TRY IT:
Keep every word the same. Repeat the records without their images.

======== EXCERPTED DATA ========

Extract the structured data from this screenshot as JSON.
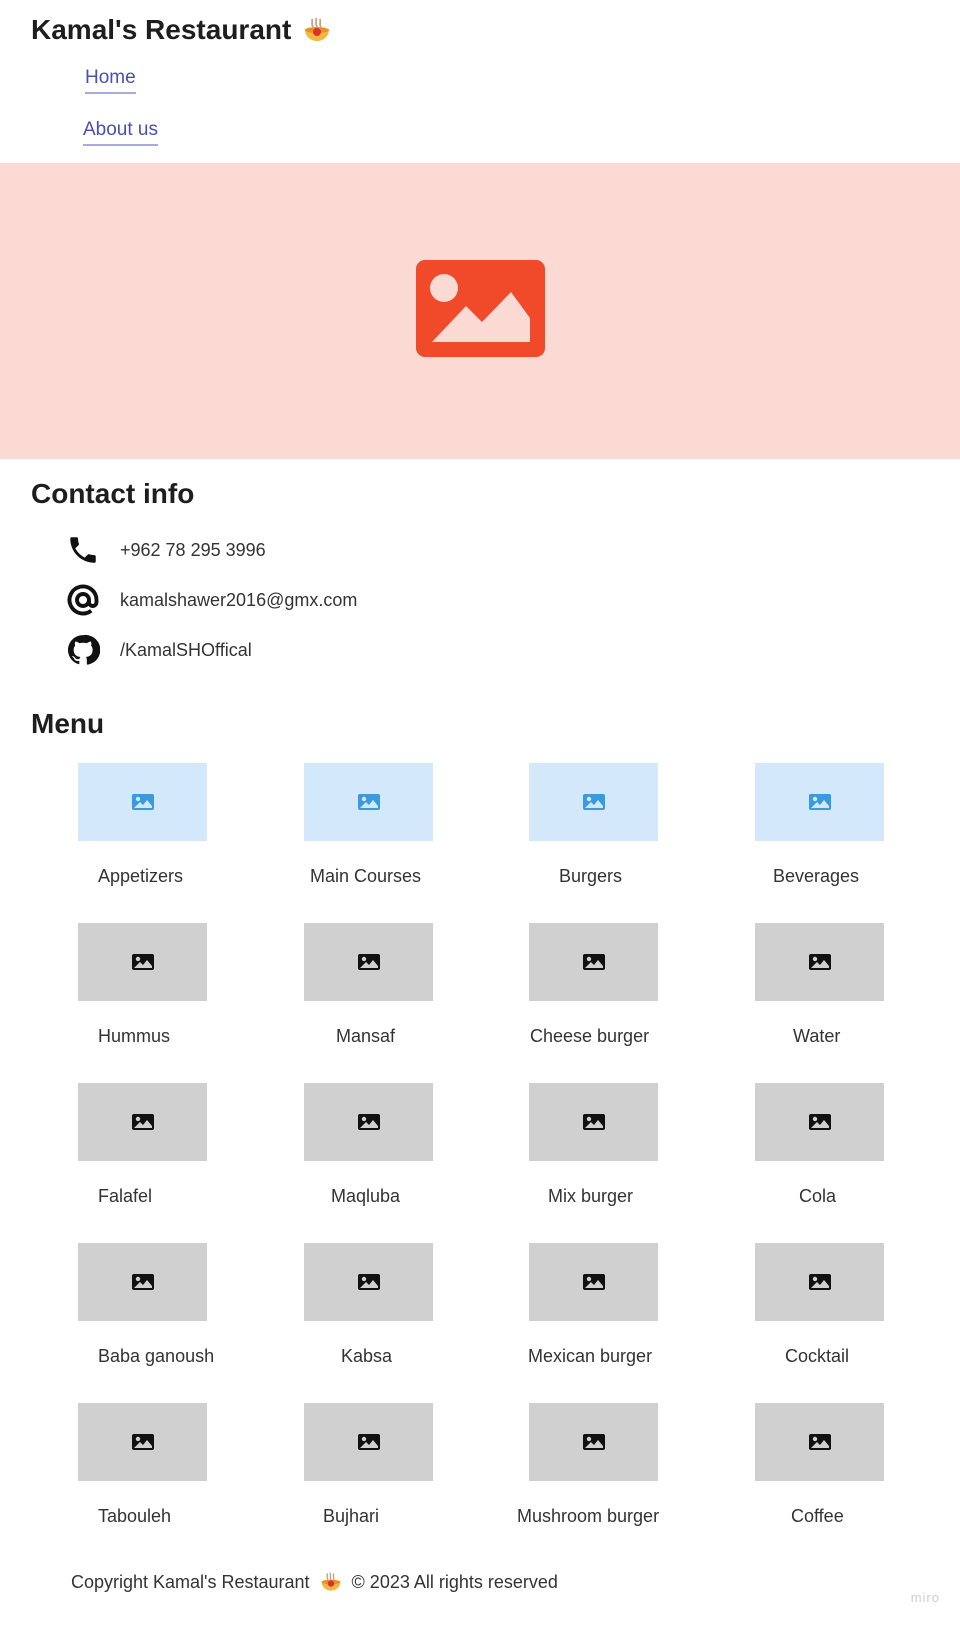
{
  "header": {
    "title": "Kamal's Restaurant",
    "title_icon": "noodle-bowl-icon",
    "nav": [
      {
        "label": "Home"
      },
      {
        "label": "About us"
      }
    ]
  },
  "hero": {
    "icon": "image-placeholder-icon",
    "background": "#fbdad3",
    "icon_color": "#f04a2a"
  },
  "contact": {
    "title": "Contact info",
    "items": [
      {
        "icon": "phone-icon",
        "text": "+962 78 295 3996"
      },
      {
        "icon": "at-sign-icon",
        "text": "kamalshawer2016@gmx.com"
      },
      {
        "icon": "github-icon",
        "text": "/KamalSHOffical"
      }
    ]
  },
  "menu": {
    "title": "Menu",
    "categories": [
      "Appetizers",
      "Main Courses",
      "Burgers",
      "Beverages"
    ],
    "rows": [
      [
        "Hummus",
        "Mansaf",
        "Cheese burger",
        "Water"
      ],
      [
        "Falafel",
        "Maqluba",
        "Mix burger",
        "Cola"
      ],
      [
        "Baba ganoush",
        "Kabsa",
        "Mexican burger",
        "Cocktail"
      ],
      [
        "Tabouleh",
        "Bujhari",
        "Mushroom burger",
        "Coffee"
      ]
    ]
  },
  "footer": {
    "text_before": "Copyright Kamal's Restaurant",
    "text_after": "© 2023 All rights reserved",
    "watermark": "miro"
  },
  "colors": {
    "category_thumb": "#d3e8fb",
    "category_icon": "#3a9ae0",
    "item_thumb": "#d0d0d0",
    "link": "#4a4fb0"
  }
}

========

RESPONSE TO THE EXERCISE:
Extract the structured data from this screenshot as JSON.
{
  "header": {
    "title": "Kamal's Restaurant",
    "title_icon": "noodle-bowl-icon",
    "nav": [
      {
        "label": "Home"
      },
      {
        "label": "About us"
      }
    ]
  },
  "hero": {
    "icon": "image-placeholder-icon",
    "background": "#fbdad3",
    "icon_color": "#f04a2a"
  },
  "contact": {
    "title": "Contact info",
    "items": [
      {
        "icon": "phone-icon",
        "text": "+962 78 295 3996"
      },
      {
        "icon": "at-sign-icon",
        "text": "kamalshawer2016@gmx.com"
      },
      {
        "icon": "github-icon",
        "text": "/KamalSHOffical"
      }
    ]
  },
  "menu": {
    "title": "Menu",
    "categories": [
      "Appetizers",
      "Main Courses",
      "Burgers",
      "Beverages"
    ],
    "rows": [
      [
        "Hummus",
        "Mansaf",
        "Cheese burger",
        "Water"
      ],
      [
        "Falafel",
        "Maqluba",
        "Mix burger",
        "Cola"
      ],
      [
        "Baba ganoush",
        "Kabsa",
        "Mexican burger",
        "Cocktail"
      ],
      [
        "Tabouleh",
        "Bujhari",
        "Mushroom burger",
        "Coffee"
      ]
    ]
  },
  "footer": {
    "text_before": "Copyright Kamal's Restaurant",
    "text_after": "© 2023 All rights reserved",
    "watermark": "miro"
  },
  "colors": {
    "category_thumb": "#d3e8fb",
    "category_icon": "#3a9ae0",
    "item_thumb": "#d0d0d0",
    "link": "#4a4fb0"
  }
}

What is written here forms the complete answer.